Solution: The value of “c” from the previous example 4.57.
Formula 2 also requires the tank’s volume in gallons. This can be determined using Formula 3.
v = tank volume (gallons)
di = inside diameter of tank shell (inches)
h = height of tank shell (inches)
When this volume and the other stated conditions are entered into Formula 2, and the numbers are carefully processed through a calculator, the result is as follows:
This calculation estimates that the average water temperature in the tank drops by just over 3F during the 24-hour period. That is an average of 0.125F per hour. This is a relatively low rate of heat loss. However, remember that this calculation does not account for heat loss from piping – especially uninsulated piping – that may be connected to the tank. Inevitably, there will be piping connected to the tank and this will increase the rate of heat loss. Obviously those losses will be reduced if the piping connected to the tank is insulated.
I used Formulas 1, 2, and 3 to compare the standby heat loss of four combinations of insulation material and thickness. These combinations and their associated properties are as follows:
• 2″ polyurethane foam (R= 6F•hr•ft²/Btu per inch thickness), (k=0.01389 Btu/hr•ft•ºF)
• 4″ polyurethane foam (R= 6F•hr•ft²/Btu per inch thickness), (k=0.01389 Btu/hr•ft•ºF)
• 2″ fibreglass (R= 3.5F•hr•ft²/Btu per inch thickness), (k=0.0238 Btu/hr•ft•ºF)
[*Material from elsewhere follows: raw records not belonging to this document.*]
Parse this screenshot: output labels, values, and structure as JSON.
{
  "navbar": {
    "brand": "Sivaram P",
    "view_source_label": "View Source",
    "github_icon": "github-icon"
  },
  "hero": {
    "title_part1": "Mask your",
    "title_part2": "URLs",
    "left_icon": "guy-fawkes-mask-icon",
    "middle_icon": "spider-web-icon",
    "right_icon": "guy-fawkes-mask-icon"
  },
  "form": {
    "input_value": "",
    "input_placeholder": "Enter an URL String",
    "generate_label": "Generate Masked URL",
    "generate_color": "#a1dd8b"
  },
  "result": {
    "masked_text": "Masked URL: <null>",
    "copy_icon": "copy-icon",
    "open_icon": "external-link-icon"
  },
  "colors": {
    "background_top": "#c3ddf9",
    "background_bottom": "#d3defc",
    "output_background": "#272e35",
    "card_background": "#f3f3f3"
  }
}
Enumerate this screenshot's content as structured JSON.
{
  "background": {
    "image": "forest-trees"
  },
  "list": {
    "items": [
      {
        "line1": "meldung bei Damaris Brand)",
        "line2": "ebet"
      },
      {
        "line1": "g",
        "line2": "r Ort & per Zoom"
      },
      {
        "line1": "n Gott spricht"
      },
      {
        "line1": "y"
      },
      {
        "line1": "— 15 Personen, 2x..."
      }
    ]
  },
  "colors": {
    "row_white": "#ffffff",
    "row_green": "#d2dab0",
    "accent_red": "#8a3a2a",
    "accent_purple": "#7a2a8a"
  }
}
• 4″ fibreglass (R= 3.5F•hr•ft²/Btu per inch thickness), (k=0.0238 Btu/hr•ft•ºF)
These insulation materials were all assumed to be applied to the tank used in the previous example calculations (that is 35 inch diameter x 80 inch tall, with 333 gallon volume). The initial average water temperature in the tank was 150F and the air temperature surrounding the tank remained at 70F.
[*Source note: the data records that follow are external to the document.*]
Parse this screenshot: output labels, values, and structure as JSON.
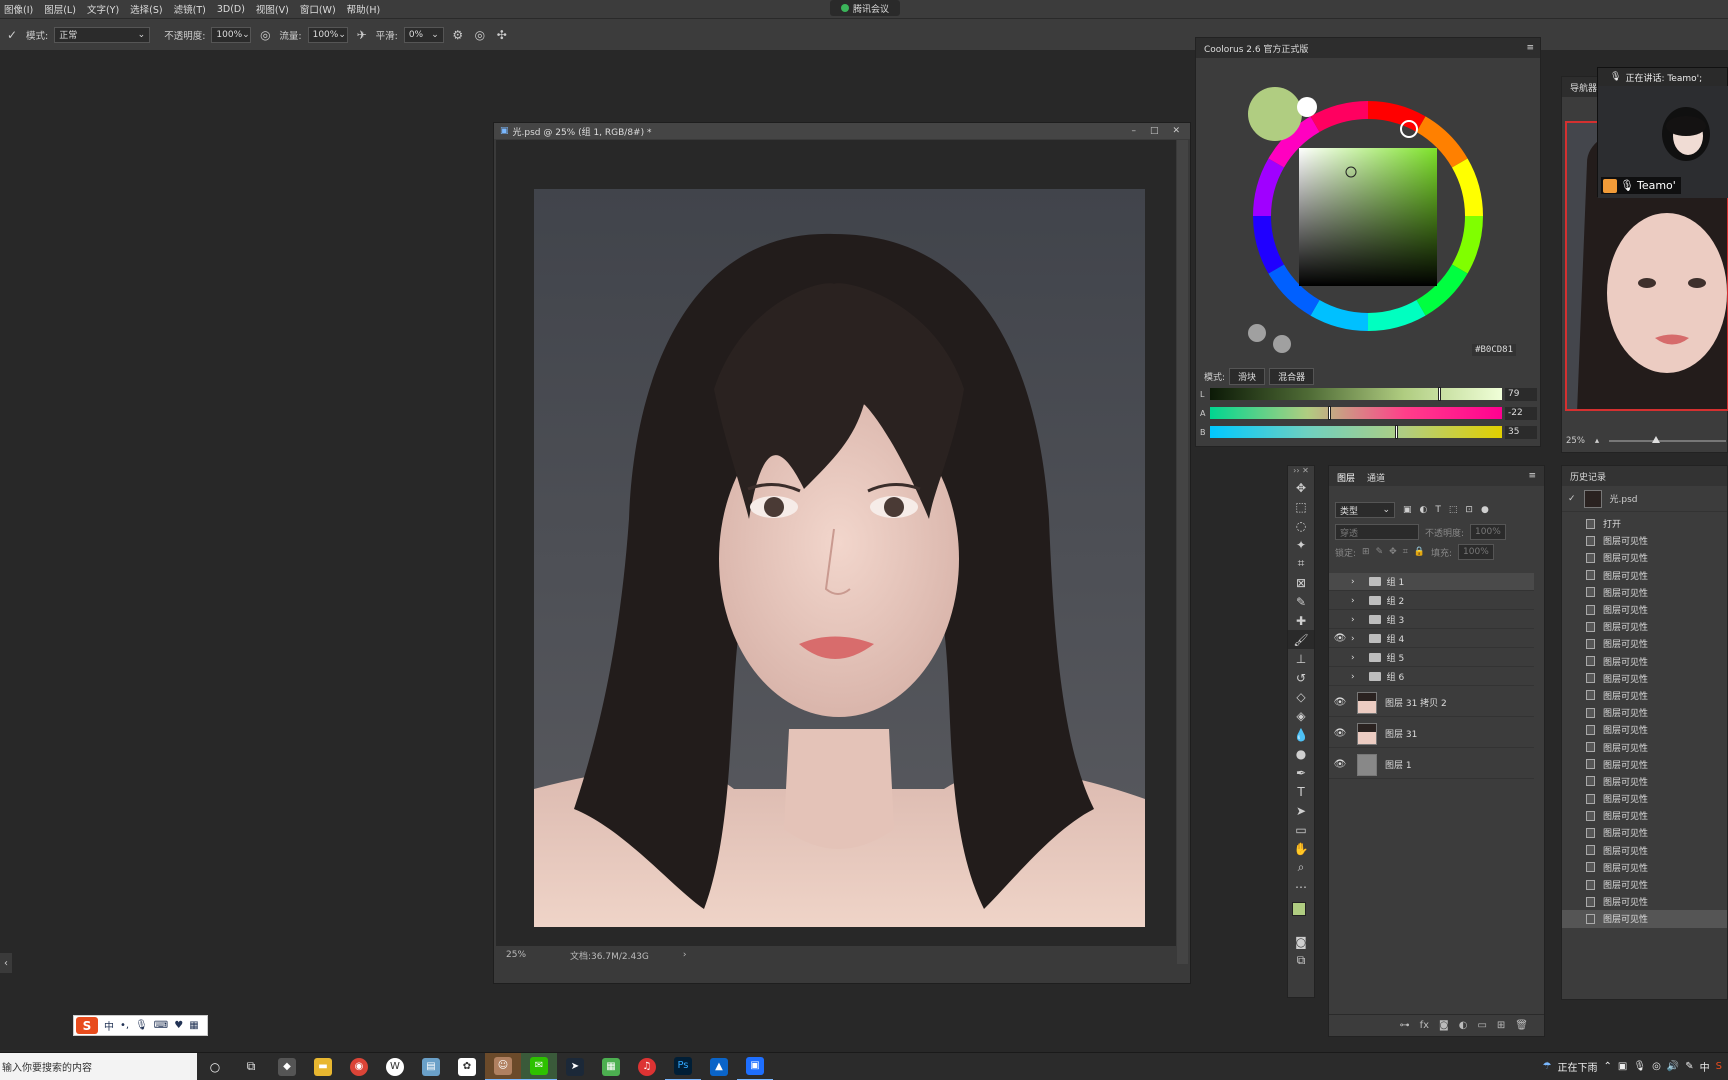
{
  "menu": [
    "图像(I)",
    "图层(L)",
    "文字(Y)",
    "选择(S)",
    "滤镜(T)",
    "3D(D)",
    "视图(V)",
    "窗口(W)",
    "帮助(H)"
  ],
  "meeting_pill": "腾讯会议",
  "options": {
    "mode_label": "模式:",
    "mode_value": "正常",
    "opacity_label": "不透明度:",
    "opacity_value": "100%",
    "flow_label": "流量:",
    "flow_value": "100%",
    "smooth_label": "平滑:",
    "smooth_value": "0%"
  },
  "document": {
    "title": "光.psd @ 25% (组 1, RGB/8#) *",
    "zoom": "25%",
    "doc_size": "文档:36.7M/2.43G",
    "status_arrow": "›"
  },
  "coolorus": {
    "title": "Coolorus 2.6 官方正式版",
    "hex": "#B0CD81",
    "mode_label": "模式:",
    "mode_slider": "滑块",
    "mode_mixer": "混合器",
    "sliders": [
      {
        "channel": "L",
        "value": "79",
        "fraction": 0.79
      },
      {
        "channel": "A",
        "value": "-22",
        "fraction": 0.41
      },
      {
        "channel": "B",
        "value": "35",
        "fraction": 0.64
      }
    ],
    "swatch_color": "#b0cd81"
  },
  "navigator": {
    "title": "导航器",
    "zoom": "25%",
    "zoom_fraction": 0.37
  },
  "meeting": {
    "speaking_label": "正在讲话: Teamo';",
    "name": "Teamo'"
  },
  "tools": [
    "move-tool-icon",
    "marquee-tool-icon",
    "lasso-tool-icon",
    "magic-wand-tool-icon",
    "crop-tool-icon",
    "frame-tool-icon",
    "eyedropper-tool-icon",
    "healing-tool-icon",
    "brush-tool-icon",
    "stamp-tool-icon",
    "history-brush-tool-icon",
    "eraser-tool-icon",
    "bucket-tool-icon",
    "blur-tool-icon",
    "dodge-tool-icon",
    "pen-tool-icon",
    "type-tool-icon",
    "path-select-tool-icon",
    "rectangle-tool-icon",
    "hand-tool-icon",
    "zoom-tool-icon",
    "more-tools-icon"
  ],
  "layers": {
    "tab_layers": "图层",
    "tab_channels": "通道",
    "filter_kind": "类型",
    "blend": "穿透",
    "opacity_label": "不透明度:",
    "opacity_value": "100%",
    "lock_label": "锁定:",
    "fill_label": "填充:",
    "fill_value": "100%",
    "groups": [
      {
        "name": "组 1",
        "visible": false,
        "selected": true
      },
      {
        "name": "组 2",
        "visible": false,
        "selected": false
      },
      {
        "name": "组 3",
        "visible": false,
        "selected": false
      },
      {
        "name": "组 4",
        "visible": true,
        "selected": false
      },
      {
        "name": "组 5",
        "visible": false,
        "selected": false
      },
      {
        "name": "组 6",
        "visible": false,
        "selected": false
      }
    ],
    "pixel_layers": [
      {
        "name": "图层 31 拷贝 2",
        "visible": true
      },
      {
        "name": "图层 31",
        "visible": true
      },
      {
        "name": "图层 1",
        "visible": true
      }
    ]
  },
  "history": {
    "title": "历史记录",
    "snapshot": "光.psd",
    "items": [
      "打开",
      "图层可见性",
      "图层可见性",
      "图层可见性",
      "图层可见性",
      "图层可见性",
      "图层可见性",
      "图层可见性",
      "图层可见性",
      "图层可见性",
      "图层可见性",
      "图层可见性",
      "图层可见性",
      "图层可见性",
      "图层可见性",
      "图层可见性",
      "图层可见性",
      "图层可见性",
      "图层可见性",
      "图层可见性",
      "图层可见性",
      "图层可见性",
      "图层可见性",
      "图层可见性"
    ],
    "selected_index": 23
  },
  "ime": {
    "logo": "S",
    "lang": "中"
  },
  "taskbar": {
    "search_placeholder": "输入你要搜索的内容",
    "weather": "正在下雨",
    "lang": "中"
  }
}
Figure 2 shows the resulting drop in tank water temperature for each insulation scenario.
It is not surprising that the four-inch foam insulation system yields the lowest rate of temperature drop, while the two-inch fibreglass insulation produced the fastest temperature drop. The former lost only 2.5F in its average water temperature over 48 hours. That is a pretty good Thermos® bottle. The latter experienced a drop in average water temperature of almost 14F over the same 48 hours. Interestingly, the two-inch foam and four-inch fibreglass insulation options produced nearly identical standby temperature drop over time. Remember that these temperature declines do not include any heat loss effects for connected piping or support legs that penetrate the insulation.
As such they are likely to underestimate the temperature drops associated with real tanks with such attachments.
If you want to make more comparisons, I suggest that you set up a spreadsheet that uses Formulas 1, 2 and 3. Keep in mind that Formula 1 and 2 cannot have an R-value of 0. If you want to consider the case of a very poorly-insulated tank I suggest you use a thickness of 0.25 inch and the corresponding R value and k value for the insulation material. I did this for fibreglass insulation, and the results are shown in Figure 3 along with the previous temperature decline curves.
ROOM FOR IMPROVEMENT
In the interest of reducing standby heat loss, I urge North American manufacturers of pre-insulated thermal storage tanks to offer products with better insulation, along with other carefully considered details.
John Siegenthaler, P.E., is a mechanical engineering graduate of Rensselaer Polytechnic Institute and a licensed professional engineer. He has over 34 years experience in designing modern hydronic heating systems. Siegenthaler’s latest book, Heating with Renewable Energy, was released recently (see www.hydronicpros.com for more information).